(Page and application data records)
----

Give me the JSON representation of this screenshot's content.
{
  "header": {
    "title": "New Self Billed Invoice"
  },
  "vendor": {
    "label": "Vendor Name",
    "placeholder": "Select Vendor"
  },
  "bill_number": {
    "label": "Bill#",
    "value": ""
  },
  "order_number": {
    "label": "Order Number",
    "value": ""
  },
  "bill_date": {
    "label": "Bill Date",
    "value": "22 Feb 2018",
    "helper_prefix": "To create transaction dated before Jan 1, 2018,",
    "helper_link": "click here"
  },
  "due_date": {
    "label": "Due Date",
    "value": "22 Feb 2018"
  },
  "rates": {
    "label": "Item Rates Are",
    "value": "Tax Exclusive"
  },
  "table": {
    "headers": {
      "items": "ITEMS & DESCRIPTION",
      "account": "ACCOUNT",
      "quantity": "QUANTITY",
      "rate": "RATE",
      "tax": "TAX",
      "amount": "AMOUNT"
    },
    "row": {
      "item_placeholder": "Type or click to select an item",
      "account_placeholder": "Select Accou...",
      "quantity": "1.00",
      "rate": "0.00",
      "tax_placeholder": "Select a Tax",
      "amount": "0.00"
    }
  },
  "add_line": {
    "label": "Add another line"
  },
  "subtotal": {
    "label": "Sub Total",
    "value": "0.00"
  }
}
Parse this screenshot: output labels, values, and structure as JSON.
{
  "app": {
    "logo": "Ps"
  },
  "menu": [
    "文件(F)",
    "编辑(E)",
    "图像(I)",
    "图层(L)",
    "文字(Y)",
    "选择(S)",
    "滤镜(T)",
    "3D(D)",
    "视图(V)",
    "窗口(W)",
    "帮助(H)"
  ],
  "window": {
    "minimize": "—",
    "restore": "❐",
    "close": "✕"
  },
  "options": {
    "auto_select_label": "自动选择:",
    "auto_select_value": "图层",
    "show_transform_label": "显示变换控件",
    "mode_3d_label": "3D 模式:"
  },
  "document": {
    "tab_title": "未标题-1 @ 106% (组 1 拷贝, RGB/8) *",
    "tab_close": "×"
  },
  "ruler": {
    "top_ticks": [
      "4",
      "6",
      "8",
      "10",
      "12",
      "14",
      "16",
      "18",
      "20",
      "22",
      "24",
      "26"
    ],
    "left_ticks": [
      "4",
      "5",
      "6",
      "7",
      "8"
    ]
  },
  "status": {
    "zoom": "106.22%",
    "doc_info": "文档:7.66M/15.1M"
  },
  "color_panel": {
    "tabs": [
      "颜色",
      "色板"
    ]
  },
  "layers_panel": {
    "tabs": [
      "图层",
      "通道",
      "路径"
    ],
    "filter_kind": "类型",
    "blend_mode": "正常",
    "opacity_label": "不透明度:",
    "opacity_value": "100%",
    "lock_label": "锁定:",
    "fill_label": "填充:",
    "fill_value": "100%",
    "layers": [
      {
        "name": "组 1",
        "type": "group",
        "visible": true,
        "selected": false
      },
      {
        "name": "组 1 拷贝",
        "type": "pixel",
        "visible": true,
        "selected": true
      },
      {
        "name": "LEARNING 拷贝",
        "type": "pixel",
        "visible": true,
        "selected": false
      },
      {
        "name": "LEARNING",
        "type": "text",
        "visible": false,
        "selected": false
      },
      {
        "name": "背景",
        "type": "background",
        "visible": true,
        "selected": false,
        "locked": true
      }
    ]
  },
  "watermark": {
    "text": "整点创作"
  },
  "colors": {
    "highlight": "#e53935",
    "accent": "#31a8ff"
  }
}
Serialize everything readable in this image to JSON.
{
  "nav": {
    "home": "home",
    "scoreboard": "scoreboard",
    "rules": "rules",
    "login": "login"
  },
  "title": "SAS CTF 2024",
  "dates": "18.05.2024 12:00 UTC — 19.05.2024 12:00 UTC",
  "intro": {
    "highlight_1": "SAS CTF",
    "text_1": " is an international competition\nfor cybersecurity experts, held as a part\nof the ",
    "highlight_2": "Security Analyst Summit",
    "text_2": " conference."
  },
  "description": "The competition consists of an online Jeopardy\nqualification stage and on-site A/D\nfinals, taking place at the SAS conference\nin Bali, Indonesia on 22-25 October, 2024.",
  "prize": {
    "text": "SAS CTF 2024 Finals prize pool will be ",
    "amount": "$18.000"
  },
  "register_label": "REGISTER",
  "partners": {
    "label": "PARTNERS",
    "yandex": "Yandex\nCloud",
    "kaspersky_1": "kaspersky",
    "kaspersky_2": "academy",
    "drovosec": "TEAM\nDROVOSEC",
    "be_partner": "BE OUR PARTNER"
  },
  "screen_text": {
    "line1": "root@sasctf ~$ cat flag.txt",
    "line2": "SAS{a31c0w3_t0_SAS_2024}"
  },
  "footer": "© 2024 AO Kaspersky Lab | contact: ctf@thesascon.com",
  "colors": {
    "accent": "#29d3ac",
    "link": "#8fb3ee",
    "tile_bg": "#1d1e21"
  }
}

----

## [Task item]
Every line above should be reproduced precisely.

## [Answer box]
Give me the JSON representation of this screenshot's content.
{
  "header": {
    "title": "New Self Billed Invoice"
  },
  "vendor": {
    "label": "Vendor Name",
    "placeholder": "Select Vendor"
  },
  "bill_number": {
    "label": "Bill#",
    "value": ""
  },
  "order_number": {
    "label": "Order Number",
    "value": ""
  },
  "bill_date": {
    "label": "Bill Date",
    "value": "22 Feb 2018",
    "helper_prefix": "To create transaction dated before Jan 1, 2018,",
    "helper_link": "click here"
  },
  "due_date": {
    "label": "Due Date",
    "value": "22 Feb 2018"
  },
  "rates": {
    "label": "Item Rates Are",
    "value": "Tax Exclusive"
  },
  "table": {
    "headers": {
      "items": "ITEMS & DESCRIPTION",
      "account": "ACCOUNT",
      "quantity": "QUANTITY",
      "rate": "RATE",
      "tax": "TAX",
      "amount": "AMOUNT"
    },
    "row": {
      "item_placeholder": "Type or click to select an item",
      "account_placeholder": "Select Accou...",
      "quantity": "1.00",
      "rate": "0.00",
      "tax_placeholder": "Select a Tax",
      "amount": "0.00"
    }
  },
  "add_line": {
    "label": "Add another line"
  },
  "subtotal": {
    "label": "Sub Total",
    "value": "0.00"
  }
}
Parse this screenshot: output labels, values, and structure as JSON.
{
  "app": {
    "logo": "Ps"
  },
  "menu": [
    "文件(F)",
    "编辑(E)",
    "图像(I)",
    "图层(L)",
    "文字(Y)",
    "选择(S)",
    "滤镜(T)",
    "3D(D)",
    "视图(V)",
    "窗口(W)",
    "帮助(H)"
  ],
  "window": {
    "minimize": "—",
    "restore": "❐",
    "close": "✕"
  },
  "options": {
    "auto_select_label": "自动选择:",
    "auto_select_value": "图层",
    "show_transform_label": "显示变换控件",
    "mode_3d_label": "3D 模式:"
  },
  "document": {
    "tab_title": "未标题-1 @ 106% (组 1 拷贝, RGB/8) *",
    "tab_close": "×"
  },
  "ruler": {
    "top_ticks": [
      "4",
      "6",
      "8",
      "10",
      "12",
      "14",
      "16",
      "18",
      "20",
      "22",
      "24",
      "26"
    ],
    "left_ticks": [
      "4",
      "5",
      "6",
      "7",
      "8"
    ]
  },
  "status": {
    "zoom": "106.22%",
    "doc_info": "文档:7.66M/15.1M"
  },
  "color_panel": {
    "tabs": [
      "颜色",
      "色板"
    ]
  },
  "layers_panel": {
    "tabs": [
      "图层",
      "通道",
      "路径"
    ],
    "filter_kind": "类型",
    "blend_mode": "正常",
    "opacity_label": "不透明度:",
    "opacity_value": "100%",
    "lock_label": "锁定:",
    "fill_label": "填充:",
    "fill_value": "100%",
    "layers": [
      {
        "name": "组 1",
        "type": "group",
        "visible": true,
        "selected": false
      },
      {
        "name": "组 1 拷贝",
        "type": "pixel",
        "visible": true,
        "selected": true
      },
      {
        "name": "LEARNING 拷贝",
        "type": "pixel",
        "visible": true,
        "selected": false
      },
      {
        "name": "LEARNING",
        "type": "text",
        "visible": false,
        "selected": false
      },
      {
        "name": "背景",
        "type": "background",
        "visible": true,
        "selected": false,
        "locked": true
      }
    ]
  },
  "watermark": {
    "text": "整点创作"
  },
  "colors": {
    "highlight": "#e53935",
    "accent": "#31a8ff"
  }
}
Serialize everything readable in this image to JSON.
{
  "nav": {
    "home": "home",
    "scoreboard": "scoreboard",
    "rules": "rules",
    "login": "login"
  },
  "title": "SAS CTF 2024",
  "dates": "18.05.2024 12:00 UTC — 19.05.2024 12:00 UTC",
  "intro": {
    "highlight_1": "SAS CTF",
    "text_1": " is an international competition\nfor cybersecurity experts, held as a part\nof the ",
    "highlight_2": "Security Analyst Summit",
    "text_2": " conference."
  },
  "description": "The competition consists of an online Jeopardy\nqualification stage and on-site A/D\nfinals, taking place at the SAS conference\nin Bali, Indonesia on 22-25 October, 2024.",
  "prize": {
    "text": "SAS CTF 2024 Finals prize pool will be ",
    "amount": "$18.000"
  },
  "register_label": "REGISTER",
  "partners": {
    "label": "PARTNERS",
    "yandex": "Yandex\nCloud",
    "kaspersky_1": "kaspersky",
    "kaspersky_2": "academy",
    "drovosec": "TEAM\nDROVOSEC",
    "be_partner": "BE OUR PARTNER"
  },
  "screen_text": {
    "line1": "root@sasctf ~$ cat flag.txt",
    "line2": "SAS{a31c0w3_t0_SAS_2024}"
  },
  "footer": "© 2024 AO Kaspersky Lab | contact: ctf@thesascon.com",
  "colors": {
    "accent": "#29d3ac",
    "link": "#8fb3ee",
    "tile_bg": "#1d1e21"
  }
}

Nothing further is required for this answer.